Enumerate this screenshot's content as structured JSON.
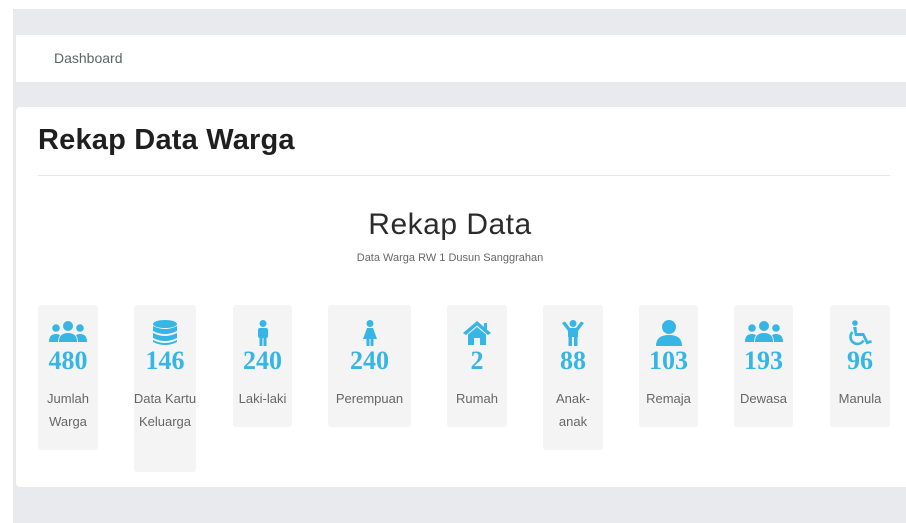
{
  "breadcrumb": "Dashboard",
  "page_title": "Rekap Data Warga",
  "section": {
    "title": "Rekap Data",
    "subtitle": "Data Warga RW 1 Dusun Sanggrahan"
  },
  "accent_color": "#37b5e4",
  "stats": [
    {
      "icon": "users-icon",
      "value": "480",
      "label": "Jumlah Warga"
    },
    {
      "icon": "database-icon",
      "value": "146",
      "label": "Data Kartu Keluarga"
    },
    {
      "icon": "male-icon",
      "value": "240",
      "label": "Laki-laki"
    },
    {
      "icon": "female-icon",
      "value": "240",
      "label": "Perempuan"
    },
    {
      "icon": "home-icon",
      "value": "2",
      "label": "Rumah"
    },
    {
      "icon": "child-icon",
      "value": "88",
      "label": "Anak-anak"
    },
    {
      "icon": "user-icon",
      "value": "103",
      "label": "Remaja"
    },
    {
      "icon": "users-icon",
      "value": "193",
      "label": "Dewasa"
    },
    {
      "icon": "wheelchair-icon",
      "value": "96",
      "label": "Manula"
    }
  ]
}
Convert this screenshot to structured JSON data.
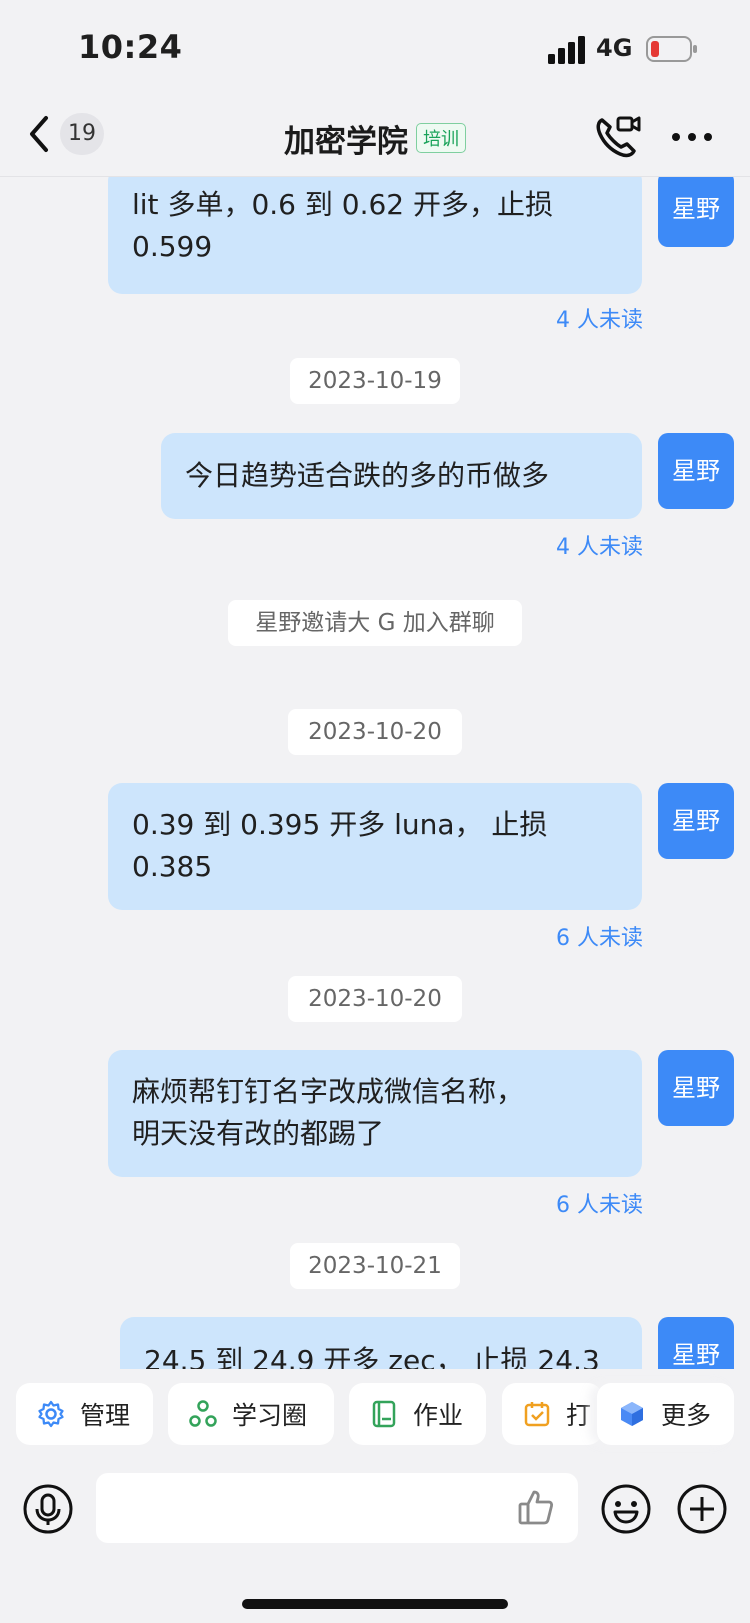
{
  "status_bar": {
    "time": "10:24",
    "network": "4G"
  },
  "header": {
    "back_count": "19",
    "title": "加密学院",
    "tag": "培训"
  },
  "messages": [
    {
      "lines": [
        "lit 多单，0.6 到 0.62 开多，止损",
        "0.599"
      ],
      "sender": "星野",
      "unread": "4 人未读"
    },
    {
      "date": "2023-10-19"
    },
    {
      "lines": [
        "今日趋势适合跌的多的币做多"
      ],
      "sender": "星野",
      "unread": "4 人未读"
    },
    {
      "system": "星野邀请大 G 加入群聊"
    },
    {
      "date": "2023-10-20"
    },
    {
      "lines": [
        "0.39 到 0.395 开多 luna， 止损",
        "0.385"
      ],
      "sender": "星野",
      "unread": "6 人未读"
    },
    {
      "date": "2023-10-20"
    },
    {
      "lines": [
        "麻烦帮钉钉名字改成微信名称，",
        "明天没有改的都踢了"
      ],
      "sender": "星野",
      "unread": "6 人未读"
    },
    {
      "date": "2023-10-21"
    },
    {
      "lines": [
        "24.5 到 24.9 开多 zec， 止损 24.3"
      ],
      "sender": "星野"
    }
  ],
  "quick_actions": [
    "管理",
    "学习圈",
    "作业",
    "打",
    "更多"
  ],
  "input": {
    "placeholder": ""
  },
  "colors": {
    "accent": "#3d8af7",
    "bubble": "#cde5fc",
    "background": "#f2f2f4",
    "tag_green": "#1aa35a"
  }
}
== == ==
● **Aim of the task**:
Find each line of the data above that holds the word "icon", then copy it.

● **Problem solution**:
      "icon": "users-icon",
      "icon": "database-icon",
      "icon": "male-icon",
      "icon": "female-icon",
      "icon": "home-icon",
      "icon": "child-icon",
      "icon": "user-icon",
      "icon": "users-icon",
      "icon": "wheelchair-icon",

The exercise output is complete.